We can only speculate on the significance of the signs. Perhaps, since they exclude animals of prey and scavengers, we do not want to eat animals which live by violence or eat garbage, because we want to avoid developing those characteristics in ourselves. Animals, such as cows, which have the characteristics of chewing their cuds and split hoofs tend to be very gentle animals.
Question: Are the kosher laws that exist now the same as they were 2000 years ago? If they have changed, why, when and how? Also what is the consequence to a Jew if he violates a kosher law today?
Answer: There have been no substantial changes in the kashrut laws since the beginning of the Rabbinic era, approximately 2000 years ago. Certainly, technological improvements in ovens and microwaves, new materials like teflon and Pyrex, and changes in the technology of food growth and preparation, such as hydroponics and chemical additives, have presented new questions.
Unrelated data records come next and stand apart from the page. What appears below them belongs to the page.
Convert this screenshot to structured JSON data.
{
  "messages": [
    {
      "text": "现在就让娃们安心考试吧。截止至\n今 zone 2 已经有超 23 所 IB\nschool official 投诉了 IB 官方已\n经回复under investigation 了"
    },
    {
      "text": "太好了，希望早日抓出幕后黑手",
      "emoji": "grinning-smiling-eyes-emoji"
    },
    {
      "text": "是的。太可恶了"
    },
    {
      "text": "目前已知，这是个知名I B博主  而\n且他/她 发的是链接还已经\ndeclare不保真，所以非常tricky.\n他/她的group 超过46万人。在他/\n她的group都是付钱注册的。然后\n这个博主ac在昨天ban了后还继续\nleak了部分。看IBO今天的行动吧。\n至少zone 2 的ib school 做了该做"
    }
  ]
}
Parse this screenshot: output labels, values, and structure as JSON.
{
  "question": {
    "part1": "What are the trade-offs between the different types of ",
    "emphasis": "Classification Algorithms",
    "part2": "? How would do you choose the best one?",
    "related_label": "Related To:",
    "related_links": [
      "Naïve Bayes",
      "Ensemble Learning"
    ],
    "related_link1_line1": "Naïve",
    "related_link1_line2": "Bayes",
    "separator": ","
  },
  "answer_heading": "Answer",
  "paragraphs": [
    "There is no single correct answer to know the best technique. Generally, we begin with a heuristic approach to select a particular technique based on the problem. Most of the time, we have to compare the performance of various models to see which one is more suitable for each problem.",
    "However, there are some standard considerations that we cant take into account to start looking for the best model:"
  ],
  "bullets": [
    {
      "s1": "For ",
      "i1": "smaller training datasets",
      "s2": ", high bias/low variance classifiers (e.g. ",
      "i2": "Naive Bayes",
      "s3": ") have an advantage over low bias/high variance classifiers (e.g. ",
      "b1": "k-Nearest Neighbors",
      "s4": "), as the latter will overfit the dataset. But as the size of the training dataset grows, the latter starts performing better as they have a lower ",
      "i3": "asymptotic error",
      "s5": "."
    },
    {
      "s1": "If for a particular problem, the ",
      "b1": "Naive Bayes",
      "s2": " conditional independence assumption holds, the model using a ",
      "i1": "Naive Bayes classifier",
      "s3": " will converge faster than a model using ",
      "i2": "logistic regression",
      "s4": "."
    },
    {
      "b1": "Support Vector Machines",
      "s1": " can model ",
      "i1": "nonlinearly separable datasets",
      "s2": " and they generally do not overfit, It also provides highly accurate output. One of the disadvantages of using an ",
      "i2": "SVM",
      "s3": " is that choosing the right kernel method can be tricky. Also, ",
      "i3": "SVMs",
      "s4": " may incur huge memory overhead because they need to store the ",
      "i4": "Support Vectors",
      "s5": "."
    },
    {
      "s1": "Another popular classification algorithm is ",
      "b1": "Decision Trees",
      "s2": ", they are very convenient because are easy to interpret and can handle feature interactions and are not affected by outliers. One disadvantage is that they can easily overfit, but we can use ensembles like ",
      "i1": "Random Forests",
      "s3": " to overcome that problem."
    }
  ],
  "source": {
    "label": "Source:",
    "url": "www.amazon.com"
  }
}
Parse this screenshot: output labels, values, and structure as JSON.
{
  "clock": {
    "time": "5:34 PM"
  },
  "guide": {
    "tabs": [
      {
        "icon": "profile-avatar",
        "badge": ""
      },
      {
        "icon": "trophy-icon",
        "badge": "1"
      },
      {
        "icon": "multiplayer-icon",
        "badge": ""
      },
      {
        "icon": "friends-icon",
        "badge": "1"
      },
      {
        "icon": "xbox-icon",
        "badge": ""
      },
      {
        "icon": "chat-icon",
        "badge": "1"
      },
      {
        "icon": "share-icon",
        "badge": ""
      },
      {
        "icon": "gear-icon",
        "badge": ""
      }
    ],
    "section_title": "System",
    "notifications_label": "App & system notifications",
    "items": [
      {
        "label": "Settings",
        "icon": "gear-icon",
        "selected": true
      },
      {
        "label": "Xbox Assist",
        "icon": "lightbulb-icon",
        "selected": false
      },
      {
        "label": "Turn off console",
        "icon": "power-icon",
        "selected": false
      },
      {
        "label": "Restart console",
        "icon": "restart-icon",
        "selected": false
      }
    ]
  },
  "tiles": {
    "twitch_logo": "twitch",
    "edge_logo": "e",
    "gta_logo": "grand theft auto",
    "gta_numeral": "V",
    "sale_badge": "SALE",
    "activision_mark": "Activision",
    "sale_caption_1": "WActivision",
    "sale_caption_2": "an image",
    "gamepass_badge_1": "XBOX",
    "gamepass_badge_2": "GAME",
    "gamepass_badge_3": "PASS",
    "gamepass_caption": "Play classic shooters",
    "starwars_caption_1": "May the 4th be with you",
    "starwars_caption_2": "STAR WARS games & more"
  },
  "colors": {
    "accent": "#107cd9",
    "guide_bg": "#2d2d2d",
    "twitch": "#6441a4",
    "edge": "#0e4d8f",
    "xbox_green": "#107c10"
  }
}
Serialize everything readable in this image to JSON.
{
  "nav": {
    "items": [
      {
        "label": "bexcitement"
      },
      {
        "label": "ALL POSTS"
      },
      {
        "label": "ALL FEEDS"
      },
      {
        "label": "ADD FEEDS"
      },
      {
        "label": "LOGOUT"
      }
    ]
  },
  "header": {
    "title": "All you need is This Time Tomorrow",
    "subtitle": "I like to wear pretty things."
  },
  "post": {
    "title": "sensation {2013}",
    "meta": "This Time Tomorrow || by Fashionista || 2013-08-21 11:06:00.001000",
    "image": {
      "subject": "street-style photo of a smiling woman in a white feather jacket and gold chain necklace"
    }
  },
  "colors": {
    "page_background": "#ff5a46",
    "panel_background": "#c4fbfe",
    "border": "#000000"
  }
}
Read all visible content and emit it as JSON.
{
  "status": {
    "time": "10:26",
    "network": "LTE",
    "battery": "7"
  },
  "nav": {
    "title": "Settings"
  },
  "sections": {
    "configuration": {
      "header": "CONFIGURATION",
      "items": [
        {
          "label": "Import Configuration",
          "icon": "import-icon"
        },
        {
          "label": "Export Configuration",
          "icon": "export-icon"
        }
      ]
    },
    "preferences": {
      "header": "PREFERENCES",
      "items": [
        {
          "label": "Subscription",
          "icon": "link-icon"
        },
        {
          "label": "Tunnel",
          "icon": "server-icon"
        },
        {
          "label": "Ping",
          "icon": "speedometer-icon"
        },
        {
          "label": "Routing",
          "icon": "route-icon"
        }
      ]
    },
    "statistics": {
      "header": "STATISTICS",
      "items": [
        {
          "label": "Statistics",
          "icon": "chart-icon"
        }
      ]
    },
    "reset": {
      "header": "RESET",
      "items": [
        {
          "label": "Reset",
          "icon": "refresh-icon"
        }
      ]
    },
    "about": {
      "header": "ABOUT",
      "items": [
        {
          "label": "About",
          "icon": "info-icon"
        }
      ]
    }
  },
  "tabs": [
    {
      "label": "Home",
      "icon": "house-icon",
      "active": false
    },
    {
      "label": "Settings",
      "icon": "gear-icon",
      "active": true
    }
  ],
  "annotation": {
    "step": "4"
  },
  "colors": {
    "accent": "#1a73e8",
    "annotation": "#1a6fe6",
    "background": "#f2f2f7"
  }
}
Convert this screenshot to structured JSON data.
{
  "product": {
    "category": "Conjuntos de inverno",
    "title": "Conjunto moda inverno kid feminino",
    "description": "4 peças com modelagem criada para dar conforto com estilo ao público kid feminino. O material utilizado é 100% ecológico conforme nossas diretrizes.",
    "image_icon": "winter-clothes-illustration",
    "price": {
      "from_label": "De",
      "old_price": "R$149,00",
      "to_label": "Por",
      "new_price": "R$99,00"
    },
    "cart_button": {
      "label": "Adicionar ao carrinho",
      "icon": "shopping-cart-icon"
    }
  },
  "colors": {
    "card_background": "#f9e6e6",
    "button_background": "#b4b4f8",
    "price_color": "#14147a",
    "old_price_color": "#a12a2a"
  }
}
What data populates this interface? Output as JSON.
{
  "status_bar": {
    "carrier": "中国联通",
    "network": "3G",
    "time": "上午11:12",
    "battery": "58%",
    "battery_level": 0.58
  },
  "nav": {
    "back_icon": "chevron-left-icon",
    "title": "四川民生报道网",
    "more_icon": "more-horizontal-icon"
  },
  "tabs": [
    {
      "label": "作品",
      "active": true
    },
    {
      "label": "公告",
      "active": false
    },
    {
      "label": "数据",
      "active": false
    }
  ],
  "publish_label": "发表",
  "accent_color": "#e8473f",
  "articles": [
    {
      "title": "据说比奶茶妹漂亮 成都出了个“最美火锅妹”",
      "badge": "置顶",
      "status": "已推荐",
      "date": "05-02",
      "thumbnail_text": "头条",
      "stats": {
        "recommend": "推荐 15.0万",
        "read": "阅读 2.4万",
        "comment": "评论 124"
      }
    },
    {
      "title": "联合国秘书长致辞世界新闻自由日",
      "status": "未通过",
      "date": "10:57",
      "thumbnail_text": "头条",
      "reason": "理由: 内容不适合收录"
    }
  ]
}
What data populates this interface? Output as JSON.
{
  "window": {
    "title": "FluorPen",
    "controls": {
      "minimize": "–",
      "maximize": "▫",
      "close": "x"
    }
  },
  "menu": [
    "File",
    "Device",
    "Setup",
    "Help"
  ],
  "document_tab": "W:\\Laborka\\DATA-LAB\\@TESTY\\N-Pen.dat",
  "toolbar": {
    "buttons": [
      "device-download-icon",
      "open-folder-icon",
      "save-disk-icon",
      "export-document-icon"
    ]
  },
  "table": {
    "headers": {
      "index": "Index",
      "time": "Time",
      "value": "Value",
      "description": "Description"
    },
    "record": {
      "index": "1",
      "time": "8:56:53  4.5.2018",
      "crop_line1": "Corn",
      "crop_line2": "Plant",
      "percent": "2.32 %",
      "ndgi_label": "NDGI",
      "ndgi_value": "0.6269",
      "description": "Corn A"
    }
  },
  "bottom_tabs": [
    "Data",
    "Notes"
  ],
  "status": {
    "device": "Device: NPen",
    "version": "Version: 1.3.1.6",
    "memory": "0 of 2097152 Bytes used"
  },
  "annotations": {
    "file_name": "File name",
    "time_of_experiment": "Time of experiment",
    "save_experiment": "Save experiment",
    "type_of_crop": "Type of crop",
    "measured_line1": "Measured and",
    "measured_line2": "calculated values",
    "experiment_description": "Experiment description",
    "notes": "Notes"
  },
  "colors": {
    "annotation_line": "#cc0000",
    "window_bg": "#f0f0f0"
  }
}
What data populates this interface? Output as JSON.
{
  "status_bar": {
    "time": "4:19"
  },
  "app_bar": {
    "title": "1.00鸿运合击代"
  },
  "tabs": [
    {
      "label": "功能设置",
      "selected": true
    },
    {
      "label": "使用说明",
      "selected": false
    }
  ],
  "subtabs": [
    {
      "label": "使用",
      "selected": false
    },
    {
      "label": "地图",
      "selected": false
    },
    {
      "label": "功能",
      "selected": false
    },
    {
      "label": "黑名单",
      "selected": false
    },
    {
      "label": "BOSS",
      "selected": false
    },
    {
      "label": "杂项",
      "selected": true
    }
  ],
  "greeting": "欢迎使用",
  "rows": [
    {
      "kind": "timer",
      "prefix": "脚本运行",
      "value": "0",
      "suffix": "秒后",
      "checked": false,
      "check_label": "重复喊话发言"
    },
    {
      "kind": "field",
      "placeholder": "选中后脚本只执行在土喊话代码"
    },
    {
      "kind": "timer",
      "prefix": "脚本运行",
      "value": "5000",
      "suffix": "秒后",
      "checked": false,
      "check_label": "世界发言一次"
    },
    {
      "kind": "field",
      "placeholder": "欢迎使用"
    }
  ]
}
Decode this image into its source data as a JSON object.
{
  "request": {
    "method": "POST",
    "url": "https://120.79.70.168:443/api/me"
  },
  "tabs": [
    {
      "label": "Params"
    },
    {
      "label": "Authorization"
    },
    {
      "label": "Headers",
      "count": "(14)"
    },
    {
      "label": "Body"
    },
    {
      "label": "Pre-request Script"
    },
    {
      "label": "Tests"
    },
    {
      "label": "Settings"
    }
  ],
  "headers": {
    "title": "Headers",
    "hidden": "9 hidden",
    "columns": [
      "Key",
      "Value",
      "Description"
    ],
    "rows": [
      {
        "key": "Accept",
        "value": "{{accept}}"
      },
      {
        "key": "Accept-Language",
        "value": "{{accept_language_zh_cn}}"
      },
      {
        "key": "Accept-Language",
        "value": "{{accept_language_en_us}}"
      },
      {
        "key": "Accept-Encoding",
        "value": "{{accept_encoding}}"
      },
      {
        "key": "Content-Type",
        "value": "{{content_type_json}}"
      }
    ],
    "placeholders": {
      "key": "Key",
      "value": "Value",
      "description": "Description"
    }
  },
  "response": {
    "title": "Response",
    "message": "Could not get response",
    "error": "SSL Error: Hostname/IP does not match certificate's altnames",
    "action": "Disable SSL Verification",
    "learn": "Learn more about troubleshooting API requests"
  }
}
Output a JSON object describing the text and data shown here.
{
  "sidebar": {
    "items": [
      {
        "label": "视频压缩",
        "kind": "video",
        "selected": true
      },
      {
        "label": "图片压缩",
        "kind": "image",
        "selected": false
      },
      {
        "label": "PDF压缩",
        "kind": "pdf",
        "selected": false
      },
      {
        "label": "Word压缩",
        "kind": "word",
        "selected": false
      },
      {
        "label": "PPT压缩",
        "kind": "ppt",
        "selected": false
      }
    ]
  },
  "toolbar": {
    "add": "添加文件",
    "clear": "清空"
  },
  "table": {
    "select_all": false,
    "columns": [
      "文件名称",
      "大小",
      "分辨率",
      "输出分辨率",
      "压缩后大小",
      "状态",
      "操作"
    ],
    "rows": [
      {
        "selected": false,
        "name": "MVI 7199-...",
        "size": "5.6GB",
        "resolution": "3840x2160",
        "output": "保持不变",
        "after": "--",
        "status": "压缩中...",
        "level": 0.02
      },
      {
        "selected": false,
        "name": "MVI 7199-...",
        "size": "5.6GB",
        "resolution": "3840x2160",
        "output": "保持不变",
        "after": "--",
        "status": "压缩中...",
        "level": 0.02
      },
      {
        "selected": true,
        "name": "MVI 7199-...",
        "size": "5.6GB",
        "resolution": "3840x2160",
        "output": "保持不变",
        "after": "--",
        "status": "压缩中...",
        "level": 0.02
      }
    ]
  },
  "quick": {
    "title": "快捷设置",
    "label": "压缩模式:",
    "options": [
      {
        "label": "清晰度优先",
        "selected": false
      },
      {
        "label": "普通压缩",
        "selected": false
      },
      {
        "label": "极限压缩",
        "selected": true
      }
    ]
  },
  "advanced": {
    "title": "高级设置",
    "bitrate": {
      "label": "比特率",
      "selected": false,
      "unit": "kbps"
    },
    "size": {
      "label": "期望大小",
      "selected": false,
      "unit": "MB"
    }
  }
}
But the basic laws of permitted and forbidden foods and food preparation have not changed.
The consequence for not observing kashrut is between that individual and God. Obviously, there is no immediate direct, measurable consequence – it is not like running a red light and receiving an immediate speed ticket, or eating spoiled food and immediately getting a stomach ache. But as one who believes that mitzvot represent obligations imposed upon us by God, I believe that there must be consequences somewhere down the line.
Question: I would like to know are Conservative Jews expected to keep the laws of kashrut. If so, to what extent (separate utensils and so on)?
Answer: For Conservative Jews, kashrut is indeed a mitzvah, from eating only kosher meat and other products, to having separate utensils for dairy and meat.
For more information, see the chapter on kashrut in it’s a Mitzvah, by Rabbi Bradley Artson; or The Jewish Dietary Laws, by Dresner/Siegel.
Question: Can you eat cheese on a vegetarian burger? If the law is that you cannot eat meat and cheese from the same animal than why can’t you eat chicken parmesan?
Answer: Yes, you can eat cheese on a vegetarian burger. The law of kashrut is that chicken is considered meat, because in general people do not distinguish between poultry and red meat — in most people’s minds, they are both considered meat.
Question: I’ve noticed on boxes of baked goods there is sometimes a U or a D with a circle around it, or sometimes it says Pareve, does that mean there are no dairy products contained in the ingredients or does it mean it’s Kosher? Entemann’s products have both eggs and milk in their ingredients, yet they have the U or D stamp as well and I know they’re not Kosher. Can you explain?
Answer: The kosher symbols, such as a circle around a U (O-U), a circle around a K (O-K), or hundreds of other symbols usually involving a stylized letter K, tell you that the product is kosher. Entemann’s, for example, which carries the O-U supervision, is kosher.
If the product is dairy, there is usually a D next to the kosher symbol. If the product is parve (non-dairy), it may be indicated by the word parve next to the kosher symbol, or in the case of O-U, the lack of a D indicates parve.
Question: I just have a basic question relating to Jewish kosher laws: What happens if you accidently consume meat and dairy?
Answer: If you are asking about God’s response to the accidental consumption of treif, generally speaking we are not liable for sins committed unknowingly. However, at Yom Kippur we do ask for forgiveness for these kind of sins, and I am pretty confident that God doesn’t hold them against us!